An Enterprise System is essentially a centralised database, and a number of software modules which integrate together. All the different divisions of the company write to the database. This data is then available for the other software modules to use within the organisation.
In our picture above the Sales Forecast from the Sales & Marketing department can inform the Production Schedules for Manufacturing & Production department. This in turn will inform the Material requirements, which require financing from the Finance & Accounting department. All of these conversations require no passing of paper reports between department.
Company Management can obtain point-in-time information on company operations as required.
- Increases Operational Efficiency
- Up to date information available for managers to make better decisions.
- Enforcing standard procedures & data standards across the enterprise.
- Better supply line information -> Manufacturing through to and back from sales/ delivery.
- Built-in analytics to identify company proficiency.
- Cost Savings
Enterprise Systems for large vendors include SAP NetWeaver & Oracle Fusion. With options available on the market for Small & Medium companies, or those who want to use cloud services.
All systems include customisable tables, so you can customise the system to the way your compnay works, e.g. you can organise by location, product range, etc. If the customisable tables are not enough to get the system to work the way you want it to, you could code changes to the system. However, this is inadvisable. Firstly because there are tricky systems to change – you could affect other areas without knowing. But Secondly these applications are built around best practice principles, and you should look at your business processes first for change.
I think enterprise systems are brilliant.
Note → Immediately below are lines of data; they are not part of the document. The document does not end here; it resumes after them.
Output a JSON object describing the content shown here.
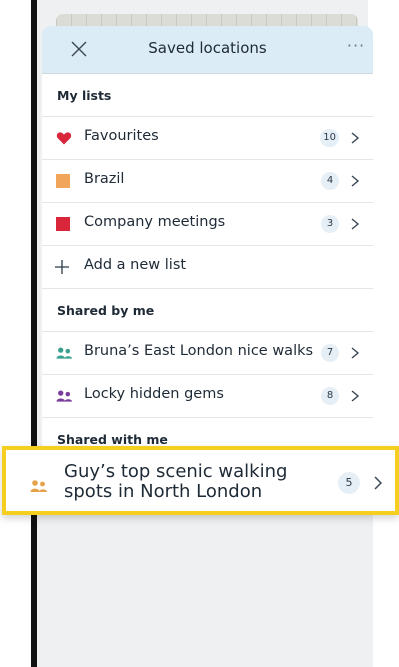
{
  "header": {
    "title": "Saved locations",
    "close_icon": "close-icon",
    "more_label": "···"
  },
  "my_lists": {
    "heading": "My lists",
    "items": [
      {
        "label": "Favourites",
        "count": "10",
        "icon": "heart-icon",
        "color": "#d9263a"
      },
      {
        "label": "Brazil",
        "count": "4",
        "icon": "square-icon",
        "color": "#f0a55a"
      },
      {
        "label": "Company meetings",
        "count": "3",
        "icon": "square-icon",
        "color": "#d9263a"
      }
    ],
    "add_label": "Add a new list"
  },
  "shared_by_me": {
    "heading": "Shared by me",
    "items": [
      {
        "label": "Bruna’s East London nice walks",
        "count": "7",
        "icon": "people-icon",
        "color": "#3aa08e"
      },
      {
        "label": "Locky hidden gems",
        "count": "8",
        "icon": "people-icon",
        "color": "#7a3d9e"
      }
    ]
  },
  "shared_with_me": {
    "heading": "Shared with me",
    "items": [
      {
        "label": "Guy’s top scenic walking spots in North London",
        "count": "5",
        "icon": "people-icon",
        "color": "#e5a24a"
      }
    ]
  },
  "colors": {
    "header_bg": "#dcecf6",
    "highlight_border": "#f4cf1f",
    "badge_bg": "#e6eff6"
  }
}
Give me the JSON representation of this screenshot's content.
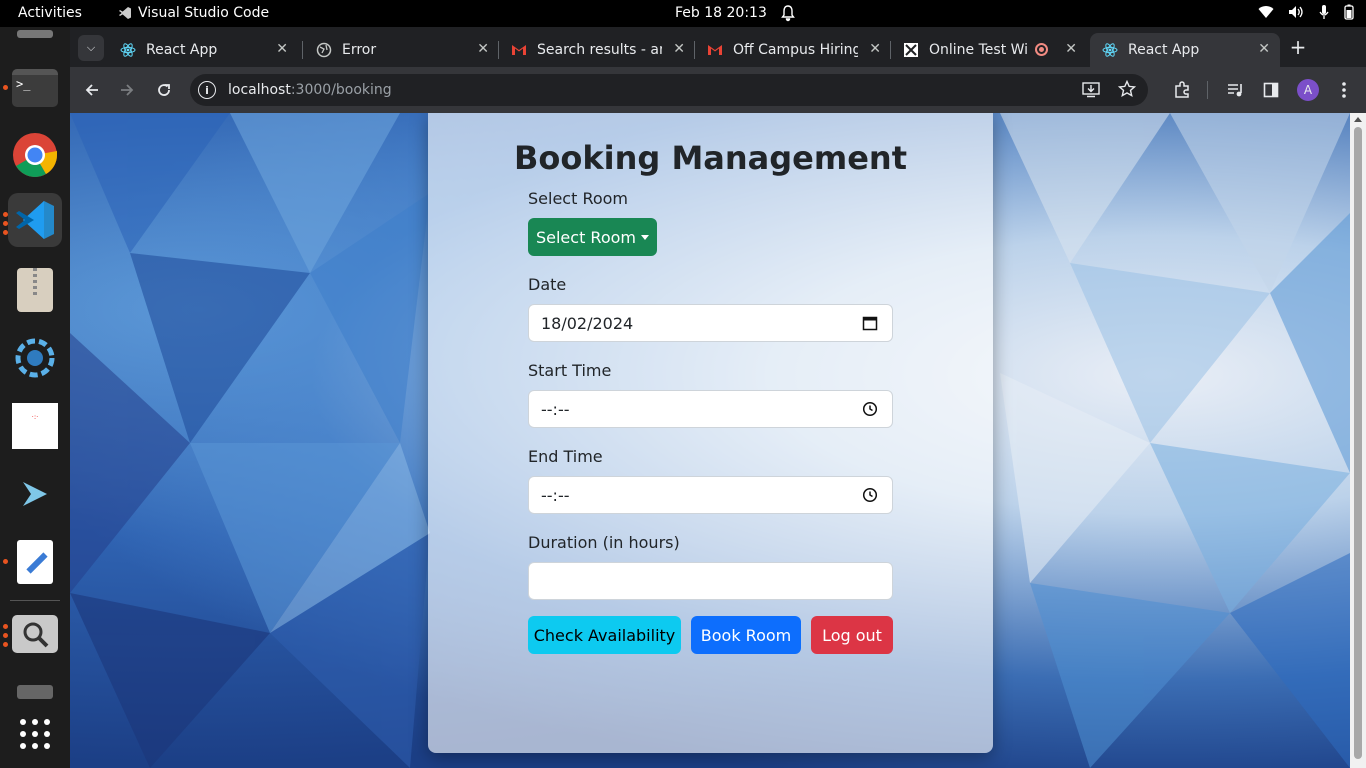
{
  "topbar": {
    "activities": "Activities",
    "app_name": "Visual Studio Code",
    "clock": "Feb 18  20:13"
  },
  "tabs": [
    {
      "title": "React App",
      "icon": "react-icon"
    },
    {
      "title": "Error",
      "icon": "globe-icon"
    },
    {
      "title": "Search results - am",
      "icon": "gmail-icon"
    },
    {
      "title": "Off Campus Hiring",
      "icon": "gmail-icon"
    },
    {
      "title": "Online Test Wi",
      "icon": "test-site-icon"
    },
    {
      "title": "React App",
      "icon": "react-icon"
    }
  ],
  "address": {
    "host": "localhost",
    "path": ":3000/booking"
  },
  "profile_initial": "A",
  "form": {
    "title": "Booking Management",
    "room_label": "Select Room",
    "room_button": "Select Room",
    "date_label": "Date",
    "date_value": "18/02/2024",
    "start_label": "Start Time",
    "start_value": "--:--",
    "end_label": "End Time",
    "end_value": "--:--",
    "duration_label": "Duration (in hours)",
    "duration_value": "",
    "check_button": "Check Availability",
    "book_button": "Book Room",
    "logout_button": "Log out"
  },
  "colors": {
    "success": "#198754",
    "info": "#0dcaf0",
    "primary": "#0d6efd",
    "danger": "#dc3545"
  }
}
Having one reliable and accurate source of company data is the Holy Grail for somebody who has worked with multiple legacy systems. However, there in lies the major problem I see with these – legacy systems & the willingness to do away with old systems. It’s fine for a small company who want to grow into the future – not too much data or too many business processes to bring across from old systems. Or even for major multi-national companies with money behind them, e.g. Coca-Cola switching to a SAP enterprise system to leverage their buying power for raw materials (Laudon & Laudon, 2014, pg 372). However, if your company has been around for a while, you probably have a number of systems, and business processes in place. Are you willing to spend the time & money doing a full analysis of their systems? Identifying what can go, what needs to change, and what is absolutely required for your company going forward? Only then can you even think about switching to an enterprise system. If you’re not going to take this on board fully, I see it as wasted money, as inevitably, any system will be customised to the point where it no longer functions as well as it can do.
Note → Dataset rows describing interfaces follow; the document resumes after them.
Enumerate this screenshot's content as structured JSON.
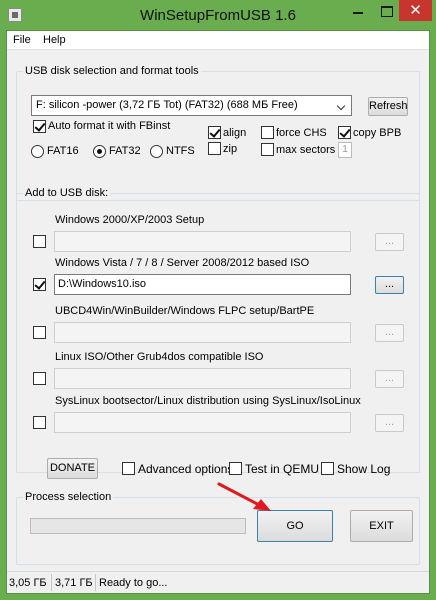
{
  "window": {
    "title": "WinSetupFromUSB 1.6"
  },
  "menu": {
    "file": "File",
    "help": "Help"
  },
  "usb_group": {
    "title": "USB disk selection and format tools",
    "disk_selected": "F: silicon -power (3,72 ГБ Tot) (FAT32) (688 МБ Free)",
    "refresh_label": "Refresh",
    "auto_format_label": "Auto format it with FBinst",
    "auto_format_checked": true,
    "fat16_label": "FAT16",
    "fat32_label": "FAT32",
    "ntfs_label": "NTFS",
    "filesystem_selected": "FAT32",
    "align_label": "align",
    "align_checked": true,
    "zip_label": "zip",
    "zip_checked": false,
    "force_chs_label": "force CHS",
    "force_chs_checked": false,
    "max_sectors_label": "max sectors",
    "max_sectors_checked": false,
    "max_sectors_value": "1",
    "copy_bpb_label": "copy BPB",
    "copy_bpb_checked": true
  },
  "add_group": {
    "title": "Add to USB disk:",
    "browse_label": "...",
    "sources": [
      {
        "label": "Windows 2000/XP/2003 Setup",
        "checked": false,
        "path": ""
      },
      {
        "label": "Windows Vista / 7 / 8 / Server 2008/2012 based ISO",
        "checked": true,
        "path": "D:\\Windows10.iso"
      },
      {
        "label": "UBCD4Win/WinBuilder/Windows FLPC setup/BartPE",
        "checked": false,
        "path": ""
      },
      {
        "label": "Linux ISO/Other Grub4dos compatible ISO",
        "checked": false,
        "path": ""
      },
      {
        "label": "SysLinux bootsector/Linux distribution using SysLinux/IsoLinux",
        "checked": false,
        "path": ""
      }
    ]
  },
  "options": {
    "donate_label": "DONATE",
    "advanced_label": "Advanced options",
    "advanced_checked": false,
    "qemu_label": "Test in QEMU",
    "qemu_checked": false,
    "showlog_label": "Show Log",
    "showlog_checked": false
  },
  "process": {
    "title": "Process selection",
    "progress": 0,
    "go_label": "GO",
    "exit_label": "EXIT"
  },
  "status": {
    "cell1": "3,05 ГБ",
    "cell2": "3,71 ГБ",
    "cell3": "Ready to go..."
  },
  "colors": {
    "window_frame": "#69ad4f",
    "close_button": "#c7352f",
    "annotation_arrow": "#e0191f"
  }
}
Second major issue to be looked at is security & data access. This is obviously a general concern for all IT systems. However, it’s worth spending extra time considering the Security Policy of Enterprise Systems. In a case where HR had their own Personnel databases, they could control who had access to employee records in-house. In an Enterprise system, the Personnel data is held on the centralised database. This means Identity Management needs to be put in place to identify who can have access to which data, and what level of data access they can have, e.g. Read, write, or update access. The concern I would have is that you’ll need somebody who knows how to customise this access on the staff. Meaning the company needs IT resources or else pay for consultants to do the customisation. This is an extra cost that needs to be taken into account going forward with Enterprise Systems.
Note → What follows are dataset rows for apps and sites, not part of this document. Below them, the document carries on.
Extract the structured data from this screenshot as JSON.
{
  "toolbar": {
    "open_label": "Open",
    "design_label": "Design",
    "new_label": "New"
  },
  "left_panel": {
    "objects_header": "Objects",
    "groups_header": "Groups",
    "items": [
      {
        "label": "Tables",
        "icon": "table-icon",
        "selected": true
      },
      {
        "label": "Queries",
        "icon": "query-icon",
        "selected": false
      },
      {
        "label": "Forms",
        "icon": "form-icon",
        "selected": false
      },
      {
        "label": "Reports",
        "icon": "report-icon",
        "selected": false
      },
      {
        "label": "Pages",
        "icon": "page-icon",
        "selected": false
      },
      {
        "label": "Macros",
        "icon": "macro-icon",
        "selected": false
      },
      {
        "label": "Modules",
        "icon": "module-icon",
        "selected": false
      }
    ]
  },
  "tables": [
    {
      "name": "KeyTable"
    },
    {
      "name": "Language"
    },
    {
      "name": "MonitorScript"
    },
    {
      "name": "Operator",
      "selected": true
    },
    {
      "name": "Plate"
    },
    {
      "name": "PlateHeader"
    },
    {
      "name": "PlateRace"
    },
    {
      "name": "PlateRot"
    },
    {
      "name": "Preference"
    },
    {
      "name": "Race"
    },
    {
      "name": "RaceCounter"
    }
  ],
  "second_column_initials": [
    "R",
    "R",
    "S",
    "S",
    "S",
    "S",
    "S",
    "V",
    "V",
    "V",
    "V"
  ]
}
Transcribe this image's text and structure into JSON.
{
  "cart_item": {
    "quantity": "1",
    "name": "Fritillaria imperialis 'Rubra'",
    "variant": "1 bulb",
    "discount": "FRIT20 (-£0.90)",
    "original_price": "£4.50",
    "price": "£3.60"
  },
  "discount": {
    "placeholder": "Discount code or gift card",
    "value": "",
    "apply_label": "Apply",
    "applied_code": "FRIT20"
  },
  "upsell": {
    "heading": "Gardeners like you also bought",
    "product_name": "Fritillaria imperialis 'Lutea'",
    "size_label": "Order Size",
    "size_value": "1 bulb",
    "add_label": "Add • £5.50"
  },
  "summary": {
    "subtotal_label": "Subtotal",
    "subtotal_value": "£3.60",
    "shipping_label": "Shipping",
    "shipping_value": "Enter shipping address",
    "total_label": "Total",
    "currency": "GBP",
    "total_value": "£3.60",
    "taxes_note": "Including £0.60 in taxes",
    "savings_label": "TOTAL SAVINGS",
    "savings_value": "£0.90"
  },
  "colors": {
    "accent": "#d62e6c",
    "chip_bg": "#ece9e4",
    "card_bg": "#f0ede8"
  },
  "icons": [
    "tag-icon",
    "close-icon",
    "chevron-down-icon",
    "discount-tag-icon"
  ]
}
Overall, Enterprise systems seem a logical way to look after a companies data & provide great advantages to an organisation.
Laudon K & Laudon J. (2014) ‘Management Information Systems: Managing the Digital Firm’ Pearson, Edinburgh.